DATA PROVIDED:
************
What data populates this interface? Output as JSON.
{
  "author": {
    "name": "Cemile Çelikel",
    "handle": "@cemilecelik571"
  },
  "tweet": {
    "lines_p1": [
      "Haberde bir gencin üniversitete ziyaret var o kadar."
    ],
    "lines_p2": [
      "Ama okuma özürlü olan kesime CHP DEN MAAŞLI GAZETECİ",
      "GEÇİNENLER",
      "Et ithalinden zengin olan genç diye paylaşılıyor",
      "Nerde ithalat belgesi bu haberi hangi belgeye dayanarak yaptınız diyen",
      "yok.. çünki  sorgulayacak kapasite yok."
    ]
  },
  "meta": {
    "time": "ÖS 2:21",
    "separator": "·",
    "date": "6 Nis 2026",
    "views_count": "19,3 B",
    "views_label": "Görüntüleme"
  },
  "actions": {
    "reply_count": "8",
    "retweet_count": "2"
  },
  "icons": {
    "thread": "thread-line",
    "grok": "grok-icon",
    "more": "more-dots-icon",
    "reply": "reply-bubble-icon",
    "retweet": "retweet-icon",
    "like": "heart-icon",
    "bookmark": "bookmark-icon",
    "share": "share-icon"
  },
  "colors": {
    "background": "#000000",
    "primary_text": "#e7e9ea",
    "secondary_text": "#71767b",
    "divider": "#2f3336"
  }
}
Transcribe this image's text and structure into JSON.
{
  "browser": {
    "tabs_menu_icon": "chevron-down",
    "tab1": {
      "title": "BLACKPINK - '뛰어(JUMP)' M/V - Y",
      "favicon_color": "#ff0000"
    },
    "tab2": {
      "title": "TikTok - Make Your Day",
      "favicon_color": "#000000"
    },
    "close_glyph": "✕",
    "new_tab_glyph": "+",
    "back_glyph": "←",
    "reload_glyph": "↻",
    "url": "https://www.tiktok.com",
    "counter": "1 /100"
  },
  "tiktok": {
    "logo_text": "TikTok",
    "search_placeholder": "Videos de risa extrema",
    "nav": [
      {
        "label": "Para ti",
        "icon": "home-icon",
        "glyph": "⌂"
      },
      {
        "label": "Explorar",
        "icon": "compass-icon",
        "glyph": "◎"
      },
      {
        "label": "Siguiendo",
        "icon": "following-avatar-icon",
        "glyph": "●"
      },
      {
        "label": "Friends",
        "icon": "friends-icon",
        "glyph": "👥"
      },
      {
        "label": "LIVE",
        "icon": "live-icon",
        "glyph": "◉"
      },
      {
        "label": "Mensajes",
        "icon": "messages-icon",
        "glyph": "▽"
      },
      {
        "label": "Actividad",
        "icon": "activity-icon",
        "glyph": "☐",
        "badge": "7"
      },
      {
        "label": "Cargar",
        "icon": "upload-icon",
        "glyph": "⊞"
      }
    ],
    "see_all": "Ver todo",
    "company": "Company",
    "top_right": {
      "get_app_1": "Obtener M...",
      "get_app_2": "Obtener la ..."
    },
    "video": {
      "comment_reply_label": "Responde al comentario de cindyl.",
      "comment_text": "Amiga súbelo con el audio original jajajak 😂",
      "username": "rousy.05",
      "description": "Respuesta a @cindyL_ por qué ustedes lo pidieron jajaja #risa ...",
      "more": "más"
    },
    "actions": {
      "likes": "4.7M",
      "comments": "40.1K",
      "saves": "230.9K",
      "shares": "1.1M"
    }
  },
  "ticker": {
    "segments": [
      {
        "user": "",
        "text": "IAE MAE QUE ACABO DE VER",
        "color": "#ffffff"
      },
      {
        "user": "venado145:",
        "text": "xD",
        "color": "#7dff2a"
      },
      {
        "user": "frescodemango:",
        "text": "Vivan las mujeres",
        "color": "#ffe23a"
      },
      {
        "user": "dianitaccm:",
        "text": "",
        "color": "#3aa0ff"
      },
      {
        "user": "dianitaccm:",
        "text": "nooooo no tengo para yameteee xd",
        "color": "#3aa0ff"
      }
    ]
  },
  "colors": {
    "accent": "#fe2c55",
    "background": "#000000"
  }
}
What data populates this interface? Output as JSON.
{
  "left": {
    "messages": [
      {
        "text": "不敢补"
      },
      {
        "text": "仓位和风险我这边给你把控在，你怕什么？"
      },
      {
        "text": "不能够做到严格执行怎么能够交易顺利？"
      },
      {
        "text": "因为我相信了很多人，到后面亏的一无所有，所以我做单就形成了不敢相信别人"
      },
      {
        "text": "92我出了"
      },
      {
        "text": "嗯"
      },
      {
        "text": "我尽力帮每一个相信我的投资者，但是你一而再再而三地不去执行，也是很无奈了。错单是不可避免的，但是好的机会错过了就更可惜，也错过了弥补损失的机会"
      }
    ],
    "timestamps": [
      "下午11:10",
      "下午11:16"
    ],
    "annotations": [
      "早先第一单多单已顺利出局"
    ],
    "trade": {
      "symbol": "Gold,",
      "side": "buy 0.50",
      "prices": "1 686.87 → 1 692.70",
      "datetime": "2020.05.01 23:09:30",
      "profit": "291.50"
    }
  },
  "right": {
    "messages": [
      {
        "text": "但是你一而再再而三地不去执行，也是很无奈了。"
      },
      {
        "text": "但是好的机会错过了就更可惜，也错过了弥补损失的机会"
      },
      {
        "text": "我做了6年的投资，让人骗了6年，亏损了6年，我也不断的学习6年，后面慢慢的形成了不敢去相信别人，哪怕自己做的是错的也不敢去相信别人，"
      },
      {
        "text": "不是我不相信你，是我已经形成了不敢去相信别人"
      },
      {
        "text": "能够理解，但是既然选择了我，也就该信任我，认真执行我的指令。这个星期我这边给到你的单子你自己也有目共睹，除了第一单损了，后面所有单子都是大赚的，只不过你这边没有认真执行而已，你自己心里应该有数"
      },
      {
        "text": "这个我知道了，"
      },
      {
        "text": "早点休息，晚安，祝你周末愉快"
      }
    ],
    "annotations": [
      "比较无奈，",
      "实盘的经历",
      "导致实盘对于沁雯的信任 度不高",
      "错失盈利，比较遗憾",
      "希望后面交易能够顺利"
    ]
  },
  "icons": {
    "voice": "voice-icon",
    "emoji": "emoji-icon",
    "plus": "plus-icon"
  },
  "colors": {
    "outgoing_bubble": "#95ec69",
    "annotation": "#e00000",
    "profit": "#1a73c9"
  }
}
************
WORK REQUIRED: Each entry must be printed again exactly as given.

SOLUTION:
What data populates this interface? Output as JSON.
{
  "author": {
    "name": "Cemile Çelikel",
    "handle": "@cemilecelik571"
  },
  "tweet": {
    "lines_p1": [
      "Haberde bir gencin üniversitete ziyaret var o kadar."
    ],
    "lines_p2": [
      "Ama okuma özürlü olan kesime CHP DEN MAAŞLI GAZETECİ",
      "GEÇİNENLER",
      "Et ithalinden zengin olan genç diye paylaşılıyor",
      "Nerde ithalat belgesi bu haberi hangi belgeye dayanarak yaptınız diyen",
      "yok.. çünki  sorgulayacak kapasite yok."
    ]
  },
  "meta": {
    "time": "ÖS 2:21",
    "separator": "·",
    "date": "6 Nis 2026",
    "views_count": "19,3 B",
    "views_label": "Görüntüleme"
  },
  "actions": {
    "reply_count": "8",
    "retweet_count": "2"
  },
  "icons": {
    "thread": "thread-line",
    "grok": "grok-icon",
    "more": "more-dots-icon",
    "reply": "reply-bubble-icon",
    "retweet": "retweet-icon",
    "like": "heart-icon",
    "bookmark": "bookmark-icon",
    "share": "share-icon"
  },
  "colors": {
    "background": "#000000",
    "primary_text": "#e7e9ea",
    "secondary_text": "#71767b",
    "divider": "#2f3336"
  }
}
Transcribe this image's text and structure into JSON.
{
  "browser": {
    "tabs_menu_icon": "chevron-down",
    "tab1": {
      "title": "BLACKPINK - '뛰어(JUMP)' M/V - Y",
      "favicon_color": "#ff0000"
    },
    "tab2": {
      "title": "TikTok - Make Your Day",
      "favicon_color": "#000000"
    },
    "close_glyph": "✕",
    "new_tab_glyph": "+",
    "back_glyph": "←",
    "reload_glyph": "↻",
    "url": "https://www.tiktok.com",
    "counter": "1 /100"
  },
  "tiktok": {
    "logo_text": "TikTok",
    "search_placeholder": "Videos de risa extrema",
    "nav": [
      {
        "label": "Para ti",
        "icon": "home-icon",
        "glyph": "⌂"
      },
      {
        "label": "Explorar",
        "icon": "compass-icon",
        "glyph": "◎"
      },
      {
        "label": "Siguiendo",
        "icon": "following-avatar-icon",
        "glyph": "●"
      },
      {
        "label": "Friends",
        "icon": "friends-icon",
        "glyph": "👥"
      },
      {
        "label": "LIVE",
        "icon": "live-icon",
        "glyph": "◉"
      },
      {
        "label": "Mensajes",
        "icon": "messages-icon",
        "glyph": "▽"
      },
      {
        "label": "Actividad",
        "icon": "activity-icon",
        "glyph": "☐",
        "badge": "7"
      },
      {
        "label": "Cargar",
        "icon": "upload-icon",
        "glyph": "⊞"
      }
    ],
    "see_all": "Ver todo",
    "company": "Company",
    "top_right": {
      "get_app_1": "Obtener M...",
      "get_app_2": "Obtener la ..."
    },
    "video": {
      "comment_reply_label": "Responde al comentario de cindyl.",
      "comment_text": "Amiga súbelo con el audio original jajajak 😂",
      "username": "rousy.05",
      "description": "Respuesta a @cindyL_ por qué ustedes lo pidieron jajaja #risa ...",
      "more": "más"
    },
    "actions": {
      "likes": "4.7M",
      "comments": "40.1K",
      "saves": "230.9K",
      "shares": "1.1M"
    }
  },
  "ticker": {
    "segments": [
      {
        "user": "",
        "text": "IAE MAE QUE ACABO DE VER",
        "color": "#ffffff"
      },
      {
        "user": "venado145:",
        "text": "xD",
        "color": "#7dff2a"
      },
      {
        "user": "frescodemango:",
        "text": "Vivan las mujeres",
        "color": "#ffe23a"
      },
      {
        "user": "dianitaccm:",
        "text": "",
        "color": "#3aa0ff"
      },
      {
        "user": "dianitaccm:",
        "text": "nooooo no tengo para yameteee xd",
        "color": "#3aa0ff"
      }
    ]
  },
  "colors": {
    "accent": "#fe2c55",
    "background": "#000000"
  }
}
What data populates this interface? Output as JSON.
{
  "left": {
    "messages": [
      {
        "text": "不敢补"
      },
      {
        "text": "仓位和风险我这边给你把控在，你怕什么？"
      },
      {
        "text": "不能够做到严格执行怎么能够交易顺利？"
      },
      {
        "text": "因为我相信了很多人，到后面亏的一无所有，所以我做单就形成了不敢相信别人"
      },
      {
        "text": "92我出了"
      },
      {
        "text": "嗯"
      },
      {
        "text": "我尽力帮每一个相信我的投资者，但是你一而再再而三地不去执行，也是很无奈了。错单是不可避免的，但是好的机会错过了就更可惜，也错过了弥补损失的机会"
      }
    ],
    "timestamps": [
      "下午11:10",
      "下午11:16"
    ],
    "annotations": [
      "早先第一单多单已顺利出局"
    ],
    "trade": {
      "symbol": "Gold,",
      "side": "buy 0.50",
      "prices": "1 686.87 → 1 692.70",
      "datetime": "2020.05.01 23:09:30",
      "profit": "291.50"
    }
  },
  "right": {
    "messages": [
      {
        "text": "但是你一而再再而三地不去执行，也是很无奈了。"
      },
      {
        "text": "但是好的机会错过了就更可惜，也错过了弥补损失的机会"
      },
      {
        "text": "我做了6年的投资，让人骗了6年，亏损了6年，我也不断的学习6年，后面慢慢的形成了不敢去相信别人，哪怕自己做的是错的也不敢去相信别人，"
      },
      {
        "text": "不是我不相信你，是我已经形成了不敢去相信别人"
      },
      {
        "text": "能够理解，但是既然选择了我，也就该信任我，认真执行我的指令。这个星期我这边给到你的单子你自己也有目共睹，除了第一单损了，后面所有单子都是大赚的，只不过你这边没有认真执行而已，你自己心里应该有数"
      },
      {
        "text": "这个我知道了，"
      },
      {
        "text": "早点休息，晚安，祝你周末愉快"
      }
    ],
    "annotations": [
      "比较无奈，",
      "实盘的经历",
      "导致实盘对于沁雯的信任 度不高",
      "错失盈利，比较遗憾",
      "希望后面交易能够顺利"
    ]
  },
  "icons": {
    "voice": "voice-icon",
    "emoji": "emoji-icon",
    "plus": "plus-icon"
  },
  "colors": {
    "outgoing_bubble": "#95ec69",
    "annotation": "#e00000",
    "profit": "#1a73c9"
  }
}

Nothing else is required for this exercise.